By Rick Fullerton | BioBeing over sixty and having five grown children, it comes as no surprise that my wife and I look forward to grandchildren. Like many close-knit families, we treasure the time our kids have had with their grandparents. Visits to the island summer home in Mahone Bay or to my mother in Grand Lake offered life-shaping experiences when the extended family came to be together. These times were not just about having fun or creating enduring memories: they were unique opportunities to learn and grow individually and as part of a larger family.
reflecting on the place of grandparents in families and in our evolving
society raises several questions and possible insights. As a child, I
knew only three of my four grandparents—my dad’s father having died
many years before my birth. Similarly, none of our children even met my
dad as he died when I was 12. On the other hand, our two granddaughters

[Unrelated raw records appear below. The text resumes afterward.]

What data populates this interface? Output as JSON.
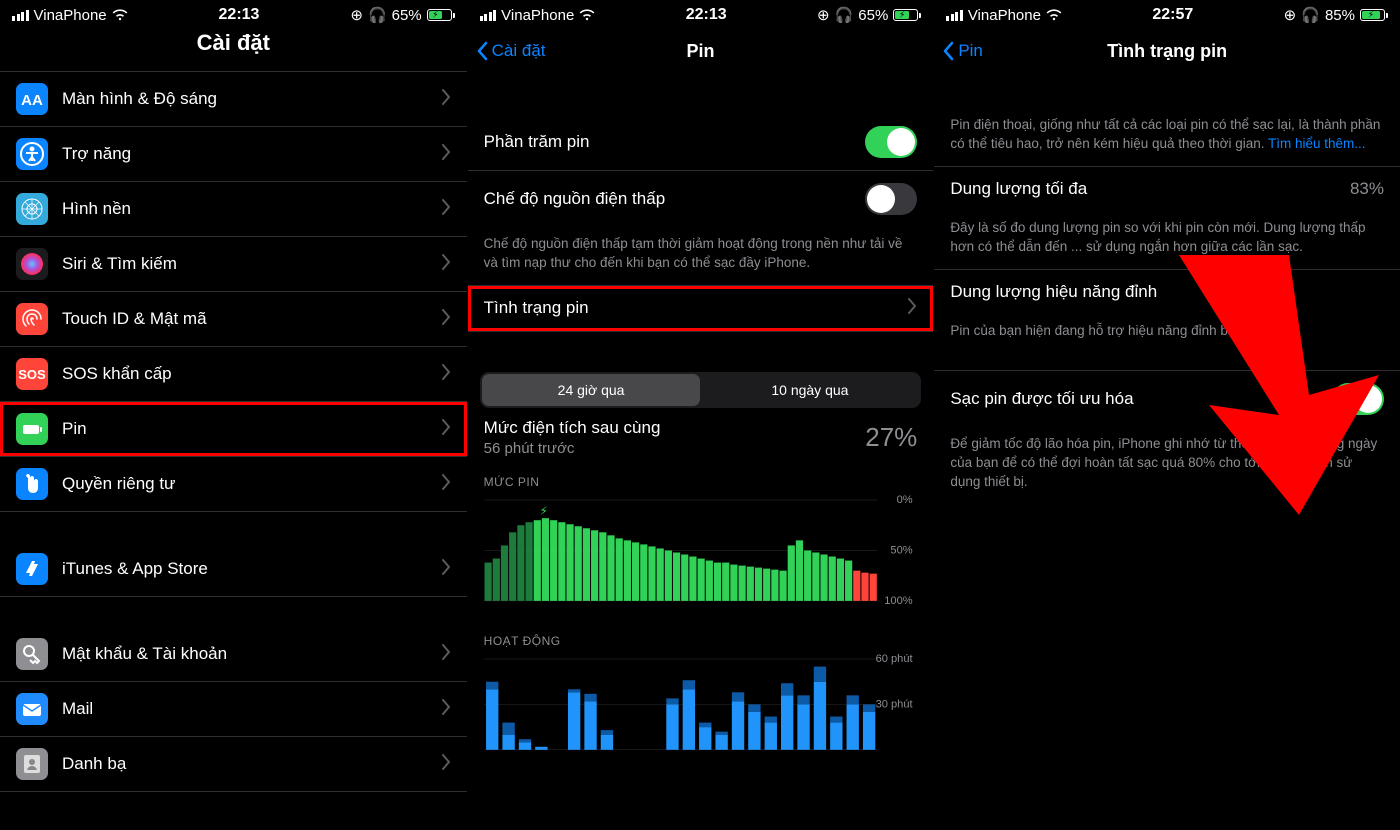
{
  "screen1": {
    "status": {
      "carrier": "VinaPhone",
      "time": "22:13",
      "battery_pct": "65%",
      "battery_fill": 65
    },
    "title": "Cài đặt",
    "items": [
      {
        "label": "Màn hình & Độ sáng",
        "icon": "display",
        "color": "#0a84ff"
      },
      {
        "label": "Trợ năng",
        "icon": "access",
        "color": "#0a84ff"
      },
      {
        "label": "Hình nền",
        "icon": "wall",
        "color": "#34aadc"
      },
      {
        "label": "Siri & Tìm kiếm",
        "icon": "siri",
        "color": "#1c1c1e"
      },
      {
        "label": "Touch ID & Mật mã",
        "icon": "touch",
        "color": "#ff453a"
      },
      {
        "label": "SOS khẩn cấp",
        "icon": "sos",
        "color": "#ff453a"
      },
      {
        "label": "Pin",
        "icon": "batt",
        "color": "#32d158",
        "highlight": true
      },
      {
        "label": "Quyền riêng tư",
        "icon": "hand",
        "color": "#0a84ff"
      }
    ],
    "items2": [
      {
        "label": "iTunes & App Store",
        "icon": "appstore",
        "color": "#0a84ff"
      }
    ],
    "items3": [
      {
        "label": "Mật khẩu & Tài khoản",
        "icon": "key",
        "color": "#8e8e93"
      },
      {
        "label": "Mail",
        "icon": "mail",
        "color": "#1f8bff"
      },
      {
        "label": "Danh bạ",
        "icon": "contact",
        "color": "#8e8e93"
      }
    ]
  },
  "screen2": {
    "status": {
      "carrier": "VinaPhone",
      "time": "22:13",
      "battery_pct": "65%",
      "battery_fill": 65
    },
    "back": "Cài đặt",
    "title": "Pin",
    "rows": [
      {
        "label": "Phần trăm pin",
        "toggle": true
      },
      {
        "label": "Chế độ nguồn điện thấp",
        "toggle": false
      }
    ],
    "low_power_note": "Chế độ nguồn điện thấp tạm thời giảm hoạt động trong nền như tải về và tìm nạp thư cho đến khi bạn có thể sạc đầy iPhone.",
    "battery_health": "Tình trạng pin",
    "seg_24h": "24 giờ qua",
    "seg_10d": "10 ngày qua",
    "last_charge_title": "Mức điện tích sau cùng",
    "last_charge_sub": "56 phút trước",
    "last_charge_pct": "27%",
    "chart_battery_label": "MỨC PIN",
    "chart_activity_label": "HOẠT ĐỘNG",
    "chart_battery_ticks": [
      "100%",
      "50%",
      "0%"
    ],
    "chart_activity_ticks": [
      "60 phút",
      "30 phút"
    ]
  },
  "screen3": {
    "status": {
      "carrier": "VinaPhone",
      "time": "22:57",
      "battery_pct": "85%",
      "battery_fill": 85
    },
    "back": "Pin",
    "title": "Tình trạng pin",
    "intro": "Pin điện thoại, giống như tất cả các loại pin có thể sạc lại, là thành phần có thể tiêu hao, trở nên kém hiệu quả theo thời gian. ",
    "intro_link": "Tìm hiểu thêm...",
    "max_capacity_label": "Dung lượng tối đa",
    "max_capacity_value": "83%",
    "max_capacity_note": "Đây là số đo dung lượng pin so với khi pin còn mới. Dung lượng thấp hơn có thể dẫn đến ... sử dụng ngắn hơn giữa các lần sạc.",
    "peak_perf_label": "Dung lượng hiệu năng đỉnh",
    "peak_perf_note": "Pin của bạn hiện đang hỗ trợ hiệu năng đỉnh bình thường.",
    "opt_charge_label": "Sạc pin được tối ưu hóa",
    "opt_charge_note": "Để giảm tốc độ lão hóa pin, iPhone ghi nhớ từ thói quen sạc hàng ngày của bạn để có thể đợi hoàn tất sạc quá 80% cho tới khi bạn cần sử dụng thiết bị."
  },
  "chart_data": [
    {
      "type": "bar",
      "title": "MỨC PIN",
      "ylabel": "%",
      "ylim": [
        0,
        100
      ],
      "series": [
        {
          "name": "level",
          "values": [
            38,
            42,
            55,
            68,
            75,
            78,
            80,
            82,
            80,
            78,
            76,
            74,
            72,
            70,
            68,
            65,
            62,
            60,
            58,
            56,
            54,
            52,
            50,
            48,
            46,
            44,
            42,
            40,
            38,
            38,
            36,
            35,
            34,
            33,
            32,
            31,
            30,
            55,
            60,
            50,
            48,
            46,
            44,
            42,
            40,
            30,
            28,
            27
          ]
        },
        {
          "name": "charging",
          "values": [
            1,
            1,
            1,
            1,
            1,
            1,
            0,
            0,
            0,
            0,
            0,
            0,
            0,
            0,
            0,
            0,
            0,
            0,
            0,
            0,
            0,
            0,
            0,
            0,
            0,
            0,
            0,
            0,
            0,
            0,
            0,
            0,
            0,
            0,
            0,
            0,
            0,
            0,
            0,
            0,
            0,
            0,
            0,
            0,
            0,
            0,
            0,
            0
          ]
        },
        {
          "name": "low",
          "values": [
            0,
            0,
            0,
            0,
            0,
            0,
            0,
            0,
            0,
            0,
            0,
            0,
            0,
            0,
            0,
            0,
            0,
            0,
            0,
            0,
            0,
            0,
            0,
            0,
            0,
            0,
            0,
            0,
            0,
            0,
            0,
            0,
            0,
            0,
            0,
            0,
            0,
            0,
            0,
            0,
            0,
            0,
            0,
            0,
            0,
            1,
            1,
            1
          ]
        }
      ]
    },
    {
      "type": "bar",
      "title": "HOẠT ĐỘNG",
      "ylabel": "phút",
      "ylim": [
        0,
        60
      ],
      "series": [
        {
          "name": "screen_on",
          "values": [
            40,
            10,
            5,
            2,
            0,
            38,
            32,
            10,
            0,
            0,
            0,
            30,
            40,
            15,
            10,
            32,
            25,
            18,
            36,
            30,
            45,
            18,
            30,
            25
          ]
        },
        {
          "name": "screen_off",
          "values": [
            5,
            8,
            2,
            0,
            0,
            2,
            5,
            3,
            0,
            0,
            0,
            4,
            6,
            3,
            2,
            6,
            5,
            4,
            8,
            6,
            10,
            4,
            6,
            5
          ]
        }
      ]
    }
  ]
}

have all four grandparents and knew two of their great-grandmothers.
the other end of life’s spectrum,